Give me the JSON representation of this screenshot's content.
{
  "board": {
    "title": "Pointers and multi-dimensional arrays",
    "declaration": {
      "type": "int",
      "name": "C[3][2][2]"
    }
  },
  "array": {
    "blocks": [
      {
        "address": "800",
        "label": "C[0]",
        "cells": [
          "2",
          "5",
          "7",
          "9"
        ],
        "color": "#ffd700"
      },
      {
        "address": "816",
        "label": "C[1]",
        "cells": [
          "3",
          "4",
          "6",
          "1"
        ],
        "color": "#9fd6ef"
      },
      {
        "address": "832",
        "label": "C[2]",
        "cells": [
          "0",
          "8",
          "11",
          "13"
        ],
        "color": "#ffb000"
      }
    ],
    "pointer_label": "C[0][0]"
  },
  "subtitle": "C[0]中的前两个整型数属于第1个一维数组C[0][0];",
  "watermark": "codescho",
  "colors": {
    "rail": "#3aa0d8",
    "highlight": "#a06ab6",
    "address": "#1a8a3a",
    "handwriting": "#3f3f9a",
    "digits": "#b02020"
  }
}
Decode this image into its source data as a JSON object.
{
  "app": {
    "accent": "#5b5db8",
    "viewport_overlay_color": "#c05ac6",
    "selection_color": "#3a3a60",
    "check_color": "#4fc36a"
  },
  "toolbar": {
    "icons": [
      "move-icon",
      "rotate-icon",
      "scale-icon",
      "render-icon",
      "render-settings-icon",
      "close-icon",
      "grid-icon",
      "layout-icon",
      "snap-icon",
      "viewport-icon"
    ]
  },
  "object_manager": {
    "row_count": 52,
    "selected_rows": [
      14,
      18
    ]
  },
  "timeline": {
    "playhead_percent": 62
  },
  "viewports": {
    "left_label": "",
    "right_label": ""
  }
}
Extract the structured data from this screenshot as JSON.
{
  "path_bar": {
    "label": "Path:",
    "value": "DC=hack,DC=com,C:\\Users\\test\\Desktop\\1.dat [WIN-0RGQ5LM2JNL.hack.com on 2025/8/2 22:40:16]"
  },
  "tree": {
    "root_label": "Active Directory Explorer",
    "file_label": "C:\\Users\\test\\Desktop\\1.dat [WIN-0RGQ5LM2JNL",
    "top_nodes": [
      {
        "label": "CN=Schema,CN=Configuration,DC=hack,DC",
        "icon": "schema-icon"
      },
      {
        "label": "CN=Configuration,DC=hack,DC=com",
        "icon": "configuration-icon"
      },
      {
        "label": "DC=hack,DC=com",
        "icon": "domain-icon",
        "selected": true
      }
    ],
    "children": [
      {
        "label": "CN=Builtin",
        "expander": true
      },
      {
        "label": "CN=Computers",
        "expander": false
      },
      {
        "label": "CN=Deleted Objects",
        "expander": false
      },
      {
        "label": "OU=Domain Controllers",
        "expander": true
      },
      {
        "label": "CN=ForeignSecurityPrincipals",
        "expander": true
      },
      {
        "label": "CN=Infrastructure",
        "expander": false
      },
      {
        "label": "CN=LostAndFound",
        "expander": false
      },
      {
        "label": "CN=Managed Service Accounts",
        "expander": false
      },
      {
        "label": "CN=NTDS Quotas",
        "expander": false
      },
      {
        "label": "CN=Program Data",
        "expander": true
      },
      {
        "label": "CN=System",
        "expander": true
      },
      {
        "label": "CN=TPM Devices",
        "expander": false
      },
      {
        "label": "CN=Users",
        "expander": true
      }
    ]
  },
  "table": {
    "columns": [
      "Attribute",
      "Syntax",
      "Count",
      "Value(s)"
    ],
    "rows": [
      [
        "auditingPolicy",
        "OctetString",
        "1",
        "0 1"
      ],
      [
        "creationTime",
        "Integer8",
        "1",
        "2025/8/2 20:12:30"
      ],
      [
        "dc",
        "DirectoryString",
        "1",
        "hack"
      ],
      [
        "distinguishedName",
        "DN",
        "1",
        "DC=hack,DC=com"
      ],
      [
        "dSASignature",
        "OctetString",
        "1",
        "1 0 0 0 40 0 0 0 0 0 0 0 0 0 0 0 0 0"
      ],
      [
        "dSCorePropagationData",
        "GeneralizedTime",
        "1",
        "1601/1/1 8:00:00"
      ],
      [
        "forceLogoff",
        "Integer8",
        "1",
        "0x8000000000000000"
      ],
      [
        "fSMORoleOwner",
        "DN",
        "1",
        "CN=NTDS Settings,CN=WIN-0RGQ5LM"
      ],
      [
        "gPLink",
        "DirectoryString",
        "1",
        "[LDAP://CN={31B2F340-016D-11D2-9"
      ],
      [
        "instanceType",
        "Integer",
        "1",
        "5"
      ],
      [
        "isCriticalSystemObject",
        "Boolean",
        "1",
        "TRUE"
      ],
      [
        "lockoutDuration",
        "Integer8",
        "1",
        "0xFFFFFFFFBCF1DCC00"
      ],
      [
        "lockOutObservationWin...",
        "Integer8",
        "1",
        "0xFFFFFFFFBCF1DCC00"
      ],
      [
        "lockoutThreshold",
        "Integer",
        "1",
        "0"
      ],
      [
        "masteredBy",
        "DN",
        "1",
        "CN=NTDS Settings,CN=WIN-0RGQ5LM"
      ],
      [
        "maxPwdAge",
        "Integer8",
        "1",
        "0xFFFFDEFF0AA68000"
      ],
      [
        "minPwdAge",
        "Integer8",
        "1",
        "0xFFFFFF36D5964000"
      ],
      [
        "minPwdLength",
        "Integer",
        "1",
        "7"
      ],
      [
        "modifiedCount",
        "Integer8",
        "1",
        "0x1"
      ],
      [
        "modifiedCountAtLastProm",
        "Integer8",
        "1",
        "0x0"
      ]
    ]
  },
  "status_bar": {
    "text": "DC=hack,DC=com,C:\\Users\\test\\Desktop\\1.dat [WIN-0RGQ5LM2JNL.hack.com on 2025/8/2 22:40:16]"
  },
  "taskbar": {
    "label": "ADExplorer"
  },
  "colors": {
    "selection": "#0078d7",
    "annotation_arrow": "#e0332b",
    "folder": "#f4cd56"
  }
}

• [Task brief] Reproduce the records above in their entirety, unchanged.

• [Task response]
Give me the JSON representation of this screenshot's content.
{
  "board": {
    "title": "Pointers and multi-dimensional arrays",
    "declaration": {
      "type": "int",
      "name": "C[3][2][2]"
    }
  },
  "array": {
    "blocks": [
      {
        "address": "800",
        "label": "C[0]",
        "cells": [
          "2",
          "5",
          "7",
          "9"
        ],
        "color": "#ffd700"
      },
      {
        "address": "816",
        "label": "C[1]",
        "cells": [
          "3",
          "4",
          "6",
          "1"
        ],
        "color": "#9fd6ef"
      },
      {
        "address": "832",
        "label": "C[2]",
        "cells": [
          "0",
          "8",
          "11",
          "13"
        ],
        "color": "#ffb000"
      }
    ],
    "pointer_label": "C[0][0]"
  },
  "subtitle": "C[0]中的前两个整型数属于第1个一维数组C[0][0];",
  "watermark": "codescho",
  "colors": {
    "rail": "#3aa0d8",
    "highlight": "#a06ab6",
    "address": "#1a8a3a",
    "handwriting": "#3f3f9a",
    "digits": "#b02020"
  }
}
Decode this image into its source data as a JSON object.
{
  "app": {
    "accent": "#5b5db8",
    "viewport_overlay_color": "#c05ac6",
    "selection_color": "#3a3a60",
    "check_color": "#4fc36a"
  },
  "toolbar": {
    "icons": [
      "move-icon",
      "rotate-icon",
      "scale-icon",
      "render-icon",
      "render-settings-icon",
      "close-icon",
      "grid-icon",
      "layout-icon",
      "snap-icon",
      "viewport-icon"
    ]
  },
  "object_manager": {
    "row_count": 52,
    "selected_rows": [
      14,
      18
    ]
  },
  "timeline": {
    "playhead_percent": 62
  },
  "viewports": {
    "left_label": "",
    "right_label": ""
  }
}
Extract the structured data from this screenshot as JSON.
{
  "path_bar": {
    "label": "Path:",
    "value": "DC=hack,DC=com,C:\\Users\\test\\Desktop\\1.dat [WIN-0RGQ5LM2JNL.hack.com on 2025/8/2 22:40:16]"
  },
  "tree": {
    "root_label": "Active Directory Explorer",
    "file_label": "C:\\Users\\test\\Desktop\\1.dat [WIN-0RGQ5LM2JNL",
    "top_nodes": [
      {
        "label": "CN=Schema,CN=Configuration,DC=hack,DC",
        "icon": "schema-icon"
      },
      {
        "label": "CN=Configuration,DC=hack,DC=com",
        "icon": "configuration-icon"
      },
      {
        "label": "DC=hack,DC=com",
        "icon": "domain-icon",
        "selected": true
      }
    ],
    "children": [
      {
        "label": "CN=Builtin",
        "expander": true
      },
      {
        "label": "CN=Computers",
        "expander": false
      },
      {
        "label": "CN=Deleted Objects",
        "expander": false
      },
      {
        "label": "OU=Domain Controllers",
        "expander": true
      },
      {
        "label": "CN=ForeignSecurityPrincipals",
        "expander": true
      },
      {
        "label": "CN=Infrastructure",
        "expander": false
      },
      {
        "label": "CN=LostAndFound",
        "expander": false
      },
      {
        "label": "CN=Managed Service Accounts",
        "expander": false
      },
      {
        "label": "CN=NTDS Quotas",
        "expander": false
      },
      {
        "label": "CN=Program Data",
        "expander": true
      },
      {
        "label": "CN=System",
        "expander": true
      },
      {
        "label": "CN=TPM Devices",
        "expander": false
      },
      {
        "label": "CN=Users",
        "expander": true
      }
    ]
  },
  "table": {
    "columns": [
      "Attribute",
      "Syntax",
      "Count",
      "Value(s)"
    ],
    "rows": [
      [
        "auditingPolicy",
        "OctetString",
        "1",
        "0 1"
      ],
      [
        "creationTime",
        "Integer8",
        "1",
        "2025/8/2 20:12:30"
      ],
      [
        "dc",
        "DirectoryString",
        "1",
        "hack"
      ],
      [
        "distinguishedName",
        "DN",
        "1",
        "DC=hack,DC=com"
      ],
      [
        "dSASignature",
        "OctetString",
        "1",
        "1 0 0 0 40 0 0 0 0 0 0 0 0 0 0 0 0 0"
      ],
      [
        "dSCorePropagationData",
        "GeneralizedTime",
        "1",
        "1601/1/1 8:00:00"
      ],
      [
        "forceLogoff",
        "Integer8",
        "1",
        "0x8000000000000000"
      ],
      [
        "fSMORoleOwner",
        "DN",
        "1",
        "CN=NTDS Settings,CN=WIN-0RGQ5LM"
      ],
      [
        "gPLink",
        "DirectoryString",
        "1",
        "[LDAP://CN={31B2F340-016D-11D2-9"
      ],
      [
        "instanceType",
        "Integer",
        "1",
        "5"
      ],
      [
        "isCriticalSystemObject",
        "Boolean",
        "1",
        "TRUE"
      ],
      [
        "lockoutDuration",
        "Integer8",
        "1",
        "0xFFFFFFFFBCF1DCC00"
      ],
      [
        "lockOutObservationWin...",
        "Integer8",
        "1",
        "0xFFFFFFFFBCF1DCC00"
      ],
      [
        "lockoutThreshold",
        "Integer",
        "1",
        "0"
      ],
      [
        "masteredBy",
        "DN",
        "1",
        "CN=NTDS Settings,CN=WIN-0RGQ5LM"
      ],
      [
        "maxPwdAge",
        "Integer8",
        "1",
        "0xFFFFDEFF0AA68000"
      ],
      [
        "minPwdAge",
        "Integer8",
        "1",
        "0xFFFFFF36D5964000"
      ],
      [
        "minPwdLength",
        "Integer",
        "1",
        "7"
      ],
      [
        "modifiedCount",
        "Integer8",
        "1",
        "0x1"
      ],
      [
        "modifiedCountAtLastProm",
        "Integer8",
        "1",
        "0x0"
      ]
    ]
  },
  "status_bar": {
    "text": "DC=hack,DC=com,C:\\Users\\test\\Desktop\\1.dat [WIN-0RGQ5LM2JNL.hack.com on 2025/8/2 22:40:16]"
  },
  "taskbar": {
    "label": "ADExplorer"
  },
  "colors": {
    "selection": "#0078d7",
    "annotation_arrow": "#e0332b",
    "folder": "#f4cd56"
  }
}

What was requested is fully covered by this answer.